Read/watch breastfeeding information with mom before the baby arrives. It’s hard to help her when you don’t have the same info. You may have a better memory, you know, pregnancy-brain turned mommy/sleep-deprived-brain and all. There are many great books about breastfeeding. I loved the Womanly Art of Breastfeeding. If you take a Birth Boot Camp Childbirth class, there is also a great 3.5 hour Breastfeeding DVD featuring an IBCLC.


Whenever the baby eats, make sure mom also has food and a drink. I was ravenous while breastfeeding for the first few months! And so thirsty! As the baby drank, my mouth would get drier, and drier. Some mothers have breastfeeding baskets at their favorite breastfeeding locations; stock them with snacks!


Change the baby’s diaper before/during/after nursing; whatever the baby needs. Any extra second of sleep is a win for a mother with a newborn!
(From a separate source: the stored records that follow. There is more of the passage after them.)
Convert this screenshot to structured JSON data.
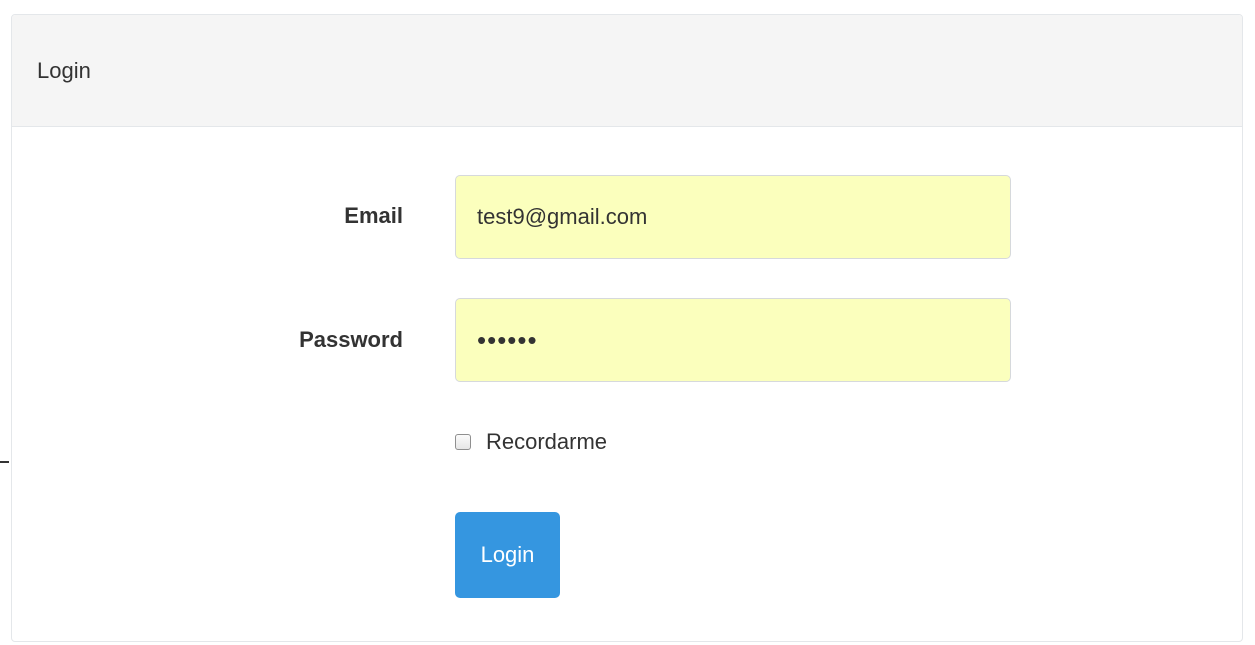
{
  "panel": {
    "title": "Login"
  },
  "form": {
    "email": {
      "label": "Email",
      "value": "test9@gmail.com"
    },
    "password": {
      "label": "Password",
      "value": "••••••"
    },
    "remember": {
      "label": "Recordarme",
      "checked": false
    },
    "submit_label": "Login"
  },
  "colors": {
    "primary_button": "#3596e0",
    "autofill_input_bg": "#fbffbd",
    "panel_heading_bg": "#f5f5f5"
  }
}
Don’t offer to FEED the baby. Mom is biologically made to nurse her baby, not family and friends. Though it may be exhausting the first 4-6 weeks, the frequent feeding is SO IMPORTANT in establishing a good milk supply for the rest of the breastfeeding relationship. Whenever someone else feeds baby, mom needs to pump for that feeding. Otherwise, mom’s body will not know that the baby ate, and she will eventually produce less milk. Most breastfeeding mothers would prefer to nurse than pump. Pumping requires a lot more work – Ain’t nobody got time for that 😉 For more information on what to expect in the early weeks click here.
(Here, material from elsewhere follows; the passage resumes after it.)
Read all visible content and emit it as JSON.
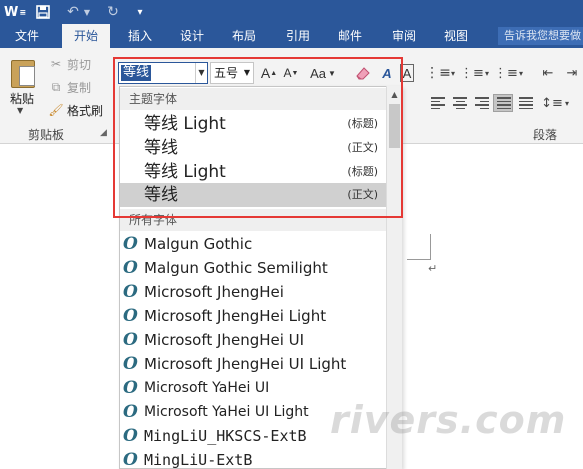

Keep nay-sayers away from mom. In fact, limit visitors. Having a fresh baby is such an exciting time! Nothing draws a crowd faster than a cute baby! However, it’s often awkward trying to learn how to breastfeed with people around all the time, especially if there are issues at first. If visitors must come, encourage brief visits and give them a task! When I had my son, church members brought food and my mom and sister helped with cleaning. This was a huge help, and allowed me to relax more!


If you need to look up a question online, please search on reputable sites. Kellymom articles are by an Internationally Board Certified Lactation Consultant (IBCLC) and evidence-based. La Leche League International (LLLI) also has great information. First-time mothers and first-time breastfeeding mothers often have many questions. Just make sure answers are correct!
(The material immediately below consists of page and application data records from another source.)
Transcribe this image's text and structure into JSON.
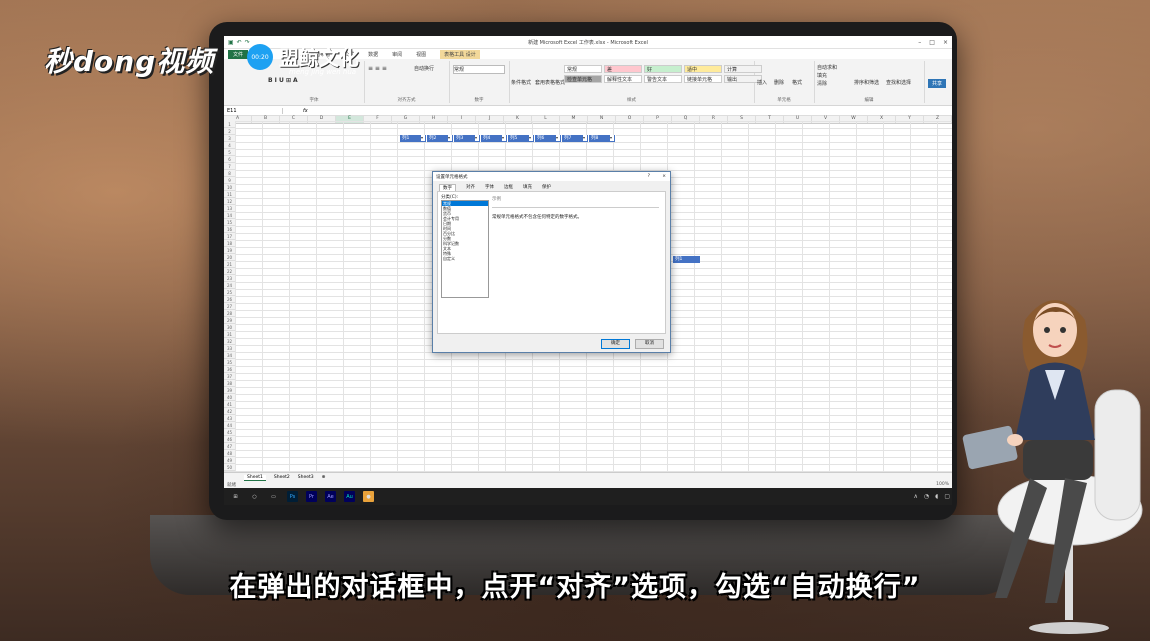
{
  "overlay": {
    "logo_text": "秒dong视频",
    "brand_name": "盟鲸文化",
    "brand_pinyin": "meng jing wen hua",
    "badge_time": "00:20",
    "subtitle": "在弹出的对话框中，点开“对齐”选项，勾选“自动换行”"
  },
  "excel": {
    "window_title": "新建 Microsoft Excel 工作表.xlsx - Microsoft Excel",
    "tabs": [
      "文件",
      "开始",
      "插入",
      "页面布局",
      "公式",
      "数据",
      "审阅",
      "视图",
      "设计"
    ],
    "context_tab": "表格工具",
    "ribbon": {
      "wrap_text": "自动换行",
      "number_format": "常规",
      "group_font": "字体",
      "group_alignment": "对齐方式",
      "group_number": "数字",
      "group_styles": "样式",
      "group_cells": "单元格",
      "group_editing": "编辑",
      "conditional_format": "条件格式",
      "table_format": "套用表格格式",
      "styles": [
        {
          "label": "常规",
          "bg": "#ffffff"
        },
        {
          "label": "差",
          "bg": "#ffc7ce"
        },
        {
          "label": "好",
          "bg": "#c6efce"
        },
        {
          "label": "适中",
          "bg": "#ffeb9c"
        },
        {
          "label": "计算",
          "bg": "#f2f2f2"
        },
        {
          "label": "检查单元格",
          "bg": "#a5a5a5"
        },
        {
          "label": "解释性文本",
          "bg": "#ffffff"
        },
        {
          "label": "警告文本",
          "bg": "#ffffff"
        },
        {
          "label": "链接单元格",
          "bg": "#ffffff"
        },
        {
          "label": "输出",
          "bg": "#f2f2f2"
        }
      ],
      "insert": "插入",
      "delete": "删除",
      "format": "格式",
      "autosum": "自动求和",
      "fill": "填充",
      "clear": "清除",
      "sort_filter": "排序和筛选",
      "find_select": "查找和选择",
      "share": "共享"
    },
    "name_box": "E11",
    "columns": [
      "A",
      "B",
      "C",
      "D",
      "E",
      "F",
      "G",
      "H",
      "I",
      "J",
      "K",
      "L",
      "M",
      "N",
      "O",
      "P",
      "Q",
      "R",
      "S",
      "T",
      "U",
      "V",
      "W",
      "X",
      "Y",
      "Z"
    ],
    "selected_column": "E",
    "table_headers": [
      "列1",
      "列2",
      "列3",
      "列4",
      "列5",
      "列6",
      "列7",
      "列8"
    ],
    "single_header": "列1",
    "sheet_tabs": [
      "Sheet1",
      "Sheet2",
      "Sheet3"
    ],
    "status": "就绪",
    "zoom": "100%"
  },
  "dialog": {
    "title": "设置单元格格式",
    "help": "?",
    "close": "×",
    "tabs": [
      "数字",
      "对齐",
      "字体",
      "边框",
      "填充",
      "保护"
    ],
    "active_tab": "数字",
    "category_label": "分类(C):",
    "categories": [
      "常规",
      "数值",
      "货币",
      "会计专用",
      "日期",
      "时间",
      "百分比",
      "分数",
      "科学记数",
      "文本",
      "特殊",
      "自定义"
    ],
    "selected_category": "常规",
    "sample_label": "示例",
    "description": "常规单元格格式不包含任何特定的数字格式。",
    "ok": "确定",
    "cancel": "取消"
  },
  "taskbar": {
    "icons": [
      "Ps",
      "Pr",
      "Ae",
      "Au"
    ],
    "ps_color": "#31a8ff",
    "pr_color": "#9999ff",
    "ae_color": "#9999ff",
    "au_color": "#00e4bb"
  }
}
La Leche League (LLL) is an international breastfeeding support group. They offer online support as well as local meetings. To find the meeting nearest you click here. The LLL Leaders are, also, often available for phone-phone support for issues. If you are in the Lafayette area, you can also join the La Leche League of Lafayette Facebook group. There is also a newly formed Community Breastfeeding Club in the Opelousas, LA area. Encourage mom to attend with, or without, breastfeeding issues. There is no replacement for woman-to-woman support!


The early days after birth may be intense with the frequency of nursing, while mom is also trying to recover. So, if she is having issues with breastfeeding (latch, pain, baby losing weight . . .),help her out! An IBCLC specializes in breastfeeding, is up-to-date on evidence-based research, and went through many hours of supporting breastfeeding women to become certified.  Don’t wait! The sooner mom can get help the better!


Last, but not least, tell her how awesome she is doing! She just grew a baby, birthed a baby, and is now nurturing/nourishing him/her – this is not for the weak at heart! This is very important and exhausting work! Let her know you appreciate it and that she is AMAZING!

What was the most helpful thing you did for a breastfeeding mother? Or if you are a breastfeeding mother, what was the most helpful thing someone did for you and your breastfeeding relationship?

I am a breastfeeding, cloth diapering mother of a very active son. I teach childbirth and parenting classes in Lafayette, LA. I am also a doula and a registered nurse. To learn more information about me and my services please visit http://www.MYBirthAndBaby.com.